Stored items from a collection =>
********
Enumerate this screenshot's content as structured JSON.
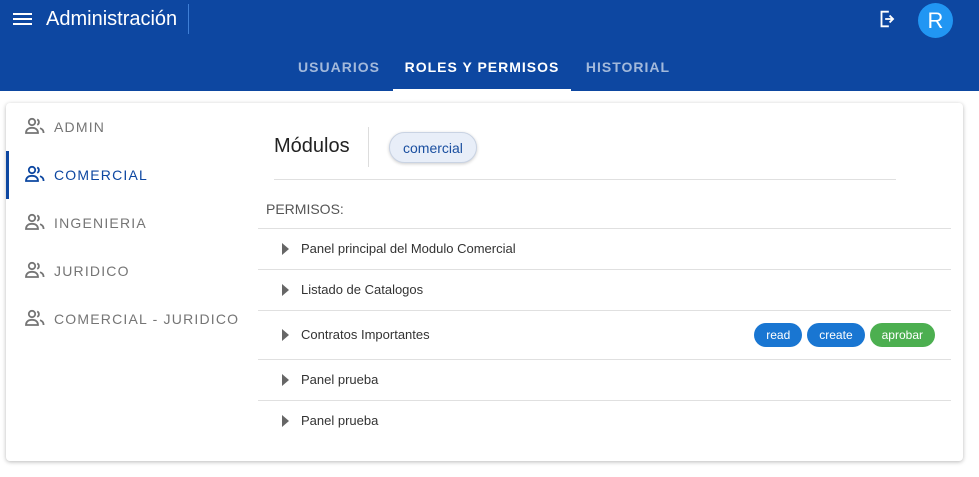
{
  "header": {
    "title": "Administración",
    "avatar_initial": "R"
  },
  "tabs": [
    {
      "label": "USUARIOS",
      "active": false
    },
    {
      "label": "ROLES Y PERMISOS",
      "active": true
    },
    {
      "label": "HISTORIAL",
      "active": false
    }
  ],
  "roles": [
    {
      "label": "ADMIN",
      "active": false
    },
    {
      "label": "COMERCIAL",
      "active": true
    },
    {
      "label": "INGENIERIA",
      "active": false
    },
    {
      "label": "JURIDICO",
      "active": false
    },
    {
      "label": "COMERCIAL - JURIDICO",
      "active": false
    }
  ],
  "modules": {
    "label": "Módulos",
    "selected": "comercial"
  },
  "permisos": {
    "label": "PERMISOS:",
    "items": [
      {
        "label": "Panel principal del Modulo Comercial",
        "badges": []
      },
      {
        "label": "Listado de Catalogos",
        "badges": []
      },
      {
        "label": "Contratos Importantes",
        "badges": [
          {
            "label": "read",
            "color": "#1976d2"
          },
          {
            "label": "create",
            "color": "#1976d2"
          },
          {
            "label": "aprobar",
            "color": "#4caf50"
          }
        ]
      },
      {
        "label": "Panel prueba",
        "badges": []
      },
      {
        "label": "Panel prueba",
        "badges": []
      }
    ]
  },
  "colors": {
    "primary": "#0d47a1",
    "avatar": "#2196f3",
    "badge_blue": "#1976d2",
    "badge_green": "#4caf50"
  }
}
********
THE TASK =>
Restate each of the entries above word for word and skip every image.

YOUR RESPONSE =>
Enumerate this screenshot's content as structured JSON.
{
  "header": {
    "title": "Administración",
    "avatar_initial": "R"
  },
  "tabs": [
    {
      "label": "USUARIOS",
      "active": false
    },
    {
      "label": "ROLES Y PERMISOS",
      "active": true
    },
    {
      "label": "HISTORIAL",
      "active": false
    }
  ],
  "roles": [
    {
      "label": "ADMIN",
      "active": false
    },
    {
      "label": "COMERCIAL",
      "active": true
    },
    {
      "label": "INGENIERIA",
      "active": false
    },
    {
      "label": "JURIDICO",
      "active": false
    },
    {
      "label": "COMERCIAL - JURIDICO",
      "active": false
    }
  ],
  "modules": {
    "label": "Módulos",
    "selected": "comercial"
  },
  "permisos": {
    "label": "PERMISOS:",
    "items": [
      {
        "label": "Panel principal del Modulo Comercial",
        "badges": []
      },
      {
        "label": "Listado de Catalogos",
        "badges": []
      },
      {
        "label": "Contratos Importantes",
        "badges": [
          {
            "label": "read",
            "color": "#1976d2"
          },
          {
            "label": "create",
            "color": "#1976d2"
          },
          {
            "label": "aprobar",
            "color": "#4caf50"
          }
        ]
      },
      {
        "label": "Panel prueba",
        "badges": []
      },
      {
        "label": "Panel prueba",
        "badges": []
      }
    ]
  },
  "colors": {
    "primary": "#0d47a1",
    "avatar": "#2196f3",
    "badge_blue": "#1976d2",
    "badge_green": "#4caf50"
  }
}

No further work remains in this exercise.